The idea that a trans woman’s body or transitioning is a sovereign act may seem odd to people, but it’s rejecting a colonial violence against us (forcing us into Western gender systems) and reclaiming our inherent femininity inside culture. It’s about connecting our sexualities to our land-seeing our pleasure as also sovereign. Our bodies, our right to be loved, to feel good.
It’s a beautiful feeling when you see your own people succeeding, sharing that light and love with everyone and knowing you aren’t alone in your struggles.
You are born of men and women who have been utilizing plant medicines for many generations.

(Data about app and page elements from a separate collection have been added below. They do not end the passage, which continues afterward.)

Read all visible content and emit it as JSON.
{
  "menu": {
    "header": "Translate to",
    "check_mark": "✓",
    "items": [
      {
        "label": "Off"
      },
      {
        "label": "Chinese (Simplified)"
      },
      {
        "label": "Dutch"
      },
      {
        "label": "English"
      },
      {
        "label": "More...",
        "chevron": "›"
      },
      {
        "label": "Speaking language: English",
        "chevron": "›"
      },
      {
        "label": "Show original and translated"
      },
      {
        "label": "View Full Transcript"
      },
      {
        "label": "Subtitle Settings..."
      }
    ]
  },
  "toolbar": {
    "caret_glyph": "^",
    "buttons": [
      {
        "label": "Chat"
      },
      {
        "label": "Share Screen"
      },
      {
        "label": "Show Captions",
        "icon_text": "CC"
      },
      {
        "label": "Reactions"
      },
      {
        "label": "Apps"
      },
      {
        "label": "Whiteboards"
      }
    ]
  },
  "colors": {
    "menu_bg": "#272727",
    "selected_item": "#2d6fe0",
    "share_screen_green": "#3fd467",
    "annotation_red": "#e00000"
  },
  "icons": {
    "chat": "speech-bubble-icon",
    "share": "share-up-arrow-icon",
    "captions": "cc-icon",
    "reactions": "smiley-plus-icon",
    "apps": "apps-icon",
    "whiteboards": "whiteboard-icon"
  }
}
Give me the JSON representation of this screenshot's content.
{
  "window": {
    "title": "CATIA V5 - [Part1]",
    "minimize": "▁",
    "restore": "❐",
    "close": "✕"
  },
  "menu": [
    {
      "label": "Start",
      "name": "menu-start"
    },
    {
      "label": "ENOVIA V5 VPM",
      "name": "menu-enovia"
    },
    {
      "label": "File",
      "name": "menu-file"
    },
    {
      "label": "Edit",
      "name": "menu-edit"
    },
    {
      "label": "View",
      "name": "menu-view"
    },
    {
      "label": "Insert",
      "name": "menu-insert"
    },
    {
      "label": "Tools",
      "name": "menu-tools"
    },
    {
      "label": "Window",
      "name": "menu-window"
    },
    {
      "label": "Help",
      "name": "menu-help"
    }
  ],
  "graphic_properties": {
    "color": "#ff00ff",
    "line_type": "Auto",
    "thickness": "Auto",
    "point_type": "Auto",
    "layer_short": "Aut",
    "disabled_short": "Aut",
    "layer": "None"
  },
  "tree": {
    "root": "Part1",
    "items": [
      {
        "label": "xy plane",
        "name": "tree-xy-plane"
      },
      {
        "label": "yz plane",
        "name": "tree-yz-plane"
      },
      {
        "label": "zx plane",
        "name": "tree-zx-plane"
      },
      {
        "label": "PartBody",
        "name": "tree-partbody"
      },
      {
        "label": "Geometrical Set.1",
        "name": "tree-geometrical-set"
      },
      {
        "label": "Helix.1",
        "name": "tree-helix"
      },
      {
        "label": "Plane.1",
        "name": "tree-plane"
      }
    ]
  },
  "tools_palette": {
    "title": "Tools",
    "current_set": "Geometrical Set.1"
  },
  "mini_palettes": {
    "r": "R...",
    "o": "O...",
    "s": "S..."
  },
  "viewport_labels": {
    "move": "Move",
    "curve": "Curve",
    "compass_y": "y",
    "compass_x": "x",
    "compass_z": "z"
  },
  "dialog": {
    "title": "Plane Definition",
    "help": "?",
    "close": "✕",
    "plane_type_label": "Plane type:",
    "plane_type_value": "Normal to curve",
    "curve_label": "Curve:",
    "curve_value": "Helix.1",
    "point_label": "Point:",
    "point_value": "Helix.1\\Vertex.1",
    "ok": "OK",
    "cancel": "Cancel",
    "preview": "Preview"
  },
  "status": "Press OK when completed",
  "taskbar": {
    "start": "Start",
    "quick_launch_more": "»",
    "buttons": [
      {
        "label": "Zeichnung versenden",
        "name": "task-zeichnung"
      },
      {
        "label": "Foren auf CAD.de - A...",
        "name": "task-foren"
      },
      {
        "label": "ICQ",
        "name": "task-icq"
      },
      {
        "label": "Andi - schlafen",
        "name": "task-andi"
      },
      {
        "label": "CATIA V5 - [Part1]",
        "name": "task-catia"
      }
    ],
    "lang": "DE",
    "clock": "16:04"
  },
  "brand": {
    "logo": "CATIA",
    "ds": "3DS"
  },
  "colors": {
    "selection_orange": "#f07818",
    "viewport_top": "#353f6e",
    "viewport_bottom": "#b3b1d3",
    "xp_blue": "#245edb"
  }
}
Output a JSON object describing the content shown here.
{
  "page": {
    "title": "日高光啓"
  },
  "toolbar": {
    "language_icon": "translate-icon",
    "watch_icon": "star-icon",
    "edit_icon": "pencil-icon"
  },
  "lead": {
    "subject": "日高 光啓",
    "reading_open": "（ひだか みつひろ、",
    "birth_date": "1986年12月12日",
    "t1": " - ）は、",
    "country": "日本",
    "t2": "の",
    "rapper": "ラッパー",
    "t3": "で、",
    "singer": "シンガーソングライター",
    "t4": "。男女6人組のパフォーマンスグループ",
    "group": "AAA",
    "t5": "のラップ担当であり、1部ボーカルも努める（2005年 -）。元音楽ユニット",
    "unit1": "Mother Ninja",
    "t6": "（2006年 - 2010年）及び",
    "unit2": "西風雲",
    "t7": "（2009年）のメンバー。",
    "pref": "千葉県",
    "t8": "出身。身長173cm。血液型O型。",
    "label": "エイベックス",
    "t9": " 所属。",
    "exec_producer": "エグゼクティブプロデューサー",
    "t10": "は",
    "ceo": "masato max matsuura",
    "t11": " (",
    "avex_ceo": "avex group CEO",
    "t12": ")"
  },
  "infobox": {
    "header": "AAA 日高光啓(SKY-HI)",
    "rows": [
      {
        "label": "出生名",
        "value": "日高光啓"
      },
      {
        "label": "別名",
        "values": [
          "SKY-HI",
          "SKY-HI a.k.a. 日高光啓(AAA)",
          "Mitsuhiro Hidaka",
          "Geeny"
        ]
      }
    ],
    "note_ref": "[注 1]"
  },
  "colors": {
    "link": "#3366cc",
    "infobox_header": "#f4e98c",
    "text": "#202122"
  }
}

Your blood and your body remembers; your body speaks the same language as these medicines.
My sister and I were once in the Child Welfare System so the death of Tina Fontaine struck me personally. If it wasn’t for my mother choosing to change her life around by becoming sober, the system could have likely failed us too.
Unlike most other travellers I met, I was Indigenous, and although not Indigenous to the lands I was trekking, I could identify and relate my Indigeneity to the contexts I found myself in. These countries I visited all have long and complex histories of colonial rule, war, and trauma, which I was able to connect to and empathize with due to similar colonial history and traumas within my blood and ancestral land.
"...all I want is for our upcoming generations to have moments peace just like that with their own songs, prayers, and ceremonies."
"On a soul level, though, when I hold these items I am filled with gratitude for the woman who made them, because to some degree I owe my existence to her basketry expertise and her ability to sell the baskets in this newly imposed system of capitalism."
However, over the past few weeks, I’ve been looking over in admiration at other artists more than I’ve been looking within, and although I want to get sit, sip and bring my ideas to fruition, I also want to celebrate the success of some kick-ass ladies working hard at that they love.
We are more than natives wrapped in blankets, or inuit on the land in fur parkas. Many of us have adapted, much like our ancestors, to their own harsh environments.
Tattooing was a tradition that was almost lost in our culture due to missionaries forbidding it and residential schools, Inuit were no longer continuing this tradition.